My reading of the standard suggests that this is left up to the implementation and the optimizer.
Section 188.8.131.52, part 10:
EXAMPLE 2 In executing the fragment
char c1, c2;
/* ... */
c1 = c1 + c2;
the ‘‘integer promotions’’ require that the abstract machine promote the value of each variable to int size and then add the two ints and truncate the sum. Provided the addition of two chars can be done without overflow, or with overflow wrapping silently to produce the correct result, the actual execution need only produce the same result, possibly omitting the promotions.
My understanding is that the standard lets the compiler decide if it is OK to use 8-bit addition, as long as the result is not going to be distinguishable from the addition of ints and converted to chars.
NOTE Back at my days in the embedded world (mid-nineties), the C compiler that we used for our 8-bit platforms, Whitesmith compiler for 68HC11, produced a "plain" 8-bit addition instruction for adding two

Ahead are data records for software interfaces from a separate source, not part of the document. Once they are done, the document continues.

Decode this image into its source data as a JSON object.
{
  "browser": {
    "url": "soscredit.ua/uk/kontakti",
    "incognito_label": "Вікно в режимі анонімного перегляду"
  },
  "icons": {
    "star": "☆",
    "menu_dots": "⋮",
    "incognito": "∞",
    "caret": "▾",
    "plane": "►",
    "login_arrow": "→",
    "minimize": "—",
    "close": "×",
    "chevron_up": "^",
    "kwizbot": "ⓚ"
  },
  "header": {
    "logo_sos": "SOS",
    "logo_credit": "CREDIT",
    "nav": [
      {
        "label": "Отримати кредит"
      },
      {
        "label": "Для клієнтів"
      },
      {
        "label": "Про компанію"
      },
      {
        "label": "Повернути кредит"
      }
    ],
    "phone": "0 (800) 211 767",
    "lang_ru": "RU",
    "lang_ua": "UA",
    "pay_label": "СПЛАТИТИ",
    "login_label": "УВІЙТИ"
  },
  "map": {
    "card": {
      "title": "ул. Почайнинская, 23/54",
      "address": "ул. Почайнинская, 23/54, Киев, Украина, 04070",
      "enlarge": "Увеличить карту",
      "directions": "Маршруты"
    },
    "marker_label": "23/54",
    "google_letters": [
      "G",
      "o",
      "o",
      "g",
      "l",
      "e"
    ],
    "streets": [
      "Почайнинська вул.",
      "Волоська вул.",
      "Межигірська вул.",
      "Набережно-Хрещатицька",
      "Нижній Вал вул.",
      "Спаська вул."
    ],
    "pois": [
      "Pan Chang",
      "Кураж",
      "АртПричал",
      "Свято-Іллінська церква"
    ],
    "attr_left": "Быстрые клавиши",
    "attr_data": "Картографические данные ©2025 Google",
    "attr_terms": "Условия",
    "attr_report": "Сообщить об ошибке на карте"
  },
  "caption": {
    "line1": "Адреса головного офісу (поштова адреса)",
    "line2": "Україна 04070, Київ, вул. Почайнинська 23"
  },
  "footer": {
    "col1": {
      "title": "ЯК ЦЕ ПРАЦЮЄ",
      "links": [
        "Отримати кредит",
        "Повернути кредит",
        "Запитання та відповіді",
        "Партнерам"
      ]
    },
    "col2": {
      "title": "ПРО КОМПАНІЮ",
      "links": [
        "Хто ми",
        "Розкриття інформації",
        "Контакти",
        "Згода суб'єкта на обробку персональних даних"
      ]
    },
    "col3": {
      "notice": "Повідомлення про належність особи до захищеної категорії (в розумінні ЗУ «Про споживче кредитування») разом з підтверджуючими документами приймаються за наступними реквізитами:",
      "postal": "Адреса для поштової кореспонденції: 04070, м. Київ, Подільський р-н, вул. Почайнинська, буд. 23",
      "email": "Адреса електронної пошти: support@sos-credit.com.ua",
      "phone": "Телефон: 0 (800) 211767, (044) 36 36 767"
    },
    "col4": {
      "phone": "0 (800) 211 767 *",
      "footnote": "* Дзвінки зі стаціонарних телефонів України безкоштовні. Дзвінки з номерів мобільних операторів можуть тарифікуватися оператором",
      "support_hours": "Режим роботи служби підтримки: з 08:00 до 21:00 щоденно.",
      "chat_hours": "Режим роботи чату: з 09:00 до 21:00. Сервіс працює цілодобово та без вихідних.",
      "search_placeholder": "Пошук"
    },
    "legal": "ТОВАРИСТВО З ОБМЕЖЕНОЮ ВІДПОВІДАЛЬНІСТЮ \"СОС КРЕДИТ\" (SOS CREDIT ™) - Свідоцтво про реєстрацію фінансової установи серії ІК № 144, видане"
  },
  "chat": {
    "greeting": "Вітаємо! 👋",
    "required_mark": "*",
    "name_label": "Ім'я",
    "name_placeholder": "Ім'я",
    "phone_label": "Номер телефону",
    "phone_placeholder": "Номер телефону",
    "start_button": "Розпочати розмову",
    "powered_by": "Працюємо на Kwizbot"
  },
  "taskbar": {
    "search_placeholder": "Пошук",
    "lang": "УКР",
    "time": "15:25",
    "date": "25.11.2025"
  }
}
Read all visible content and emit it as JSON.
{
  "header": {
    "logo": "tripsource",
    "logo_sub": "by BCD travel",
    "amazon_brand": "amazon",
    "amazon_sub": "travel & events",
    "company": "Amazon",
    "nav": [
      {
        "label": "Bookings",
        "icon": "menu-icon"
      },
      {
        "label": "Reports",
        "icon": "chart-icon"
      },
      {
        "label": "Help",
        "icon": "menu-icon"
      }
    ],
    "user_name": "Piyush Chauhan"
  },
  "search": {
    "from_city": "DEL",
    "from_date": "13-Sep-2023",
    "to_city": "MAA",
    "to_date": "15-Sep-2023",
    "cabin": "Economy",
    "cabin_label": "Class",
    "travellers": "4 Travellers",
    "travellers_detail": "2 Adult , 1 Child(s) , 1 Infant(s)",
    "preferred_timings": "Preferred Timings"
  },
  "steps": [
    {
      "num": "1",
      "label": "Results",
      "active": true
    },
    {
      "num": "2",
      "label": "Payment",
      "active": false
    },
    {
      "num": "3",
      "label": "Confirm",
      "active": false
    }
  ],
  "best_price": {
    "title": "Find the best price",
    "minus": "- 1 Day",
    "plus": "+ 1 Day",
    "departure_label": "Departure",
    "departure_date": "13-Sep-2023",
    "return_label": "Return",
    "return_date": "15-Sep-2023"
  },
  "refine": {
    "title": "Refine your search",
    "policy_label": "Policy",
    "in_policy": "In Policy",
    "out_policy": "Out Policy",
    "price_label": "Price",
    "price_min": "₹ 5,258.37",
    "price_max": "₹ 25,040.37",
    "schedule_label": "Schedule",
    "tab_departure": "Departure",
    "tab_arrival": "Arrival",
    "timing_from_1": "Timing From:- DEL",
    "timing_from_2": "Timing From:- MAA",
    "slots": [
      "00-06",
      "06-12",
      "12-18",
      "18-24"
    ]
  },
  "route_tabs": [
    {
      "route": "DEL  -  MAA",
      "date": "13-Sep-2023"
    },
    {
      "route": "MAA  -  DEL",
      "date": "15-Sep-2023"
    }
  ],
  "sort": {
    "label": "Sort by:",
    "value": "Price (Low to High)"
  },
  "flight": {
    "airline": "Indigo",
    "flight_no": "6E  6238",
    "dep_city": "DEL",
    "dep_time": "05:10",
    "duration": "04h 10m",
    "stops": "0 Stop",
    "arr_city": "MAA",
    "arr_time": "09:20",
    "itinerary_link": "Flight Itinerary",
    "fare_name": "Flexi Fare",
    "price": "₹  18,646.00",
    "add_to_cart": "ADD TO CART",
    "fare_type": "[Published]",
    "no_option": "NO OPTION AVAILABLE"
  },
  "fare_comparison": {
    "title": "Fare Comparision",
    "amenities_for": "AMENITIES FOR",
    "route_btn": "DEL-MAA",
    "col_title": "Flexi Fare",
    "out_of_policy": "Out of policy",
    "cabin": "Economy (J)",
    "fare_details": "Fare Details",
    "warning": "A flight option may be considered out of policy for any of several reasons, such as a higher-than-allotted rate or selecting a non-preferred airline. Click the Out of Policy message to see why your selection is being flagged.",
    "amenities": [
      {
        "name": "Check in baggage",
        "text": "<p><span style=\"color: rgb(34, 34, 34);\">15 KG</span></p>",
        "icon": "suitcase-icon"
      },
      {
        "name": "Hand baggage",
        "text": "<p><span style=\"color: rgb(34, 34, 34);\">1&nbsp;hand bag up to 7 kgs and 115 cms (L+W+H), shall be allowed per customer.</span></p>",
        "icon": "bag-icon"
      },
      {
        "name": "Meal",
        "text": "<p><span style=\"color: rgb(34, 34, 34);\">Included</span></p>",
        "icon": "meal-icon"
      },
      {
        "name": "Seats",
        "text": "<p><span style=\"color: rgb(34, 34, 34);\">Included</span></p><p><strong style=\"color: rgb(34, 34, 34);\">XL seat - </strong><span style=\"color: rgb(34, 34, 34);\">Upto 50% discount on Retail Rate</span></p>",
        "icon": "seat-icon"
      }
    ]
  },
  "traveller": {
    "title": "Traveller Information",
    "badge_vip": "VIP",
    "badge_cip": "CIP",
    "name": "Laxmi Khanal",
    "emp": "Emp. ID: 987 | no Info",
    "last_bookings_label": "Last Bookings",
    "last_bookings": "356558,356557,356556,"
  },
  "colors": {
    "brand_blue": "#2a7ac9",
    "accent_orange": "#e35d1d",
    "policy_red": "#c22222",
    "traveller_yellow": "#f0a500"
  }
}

chars. The only way to find out for sure what happens in your fujitsu system would be to compile-to-assembly and check for yourself.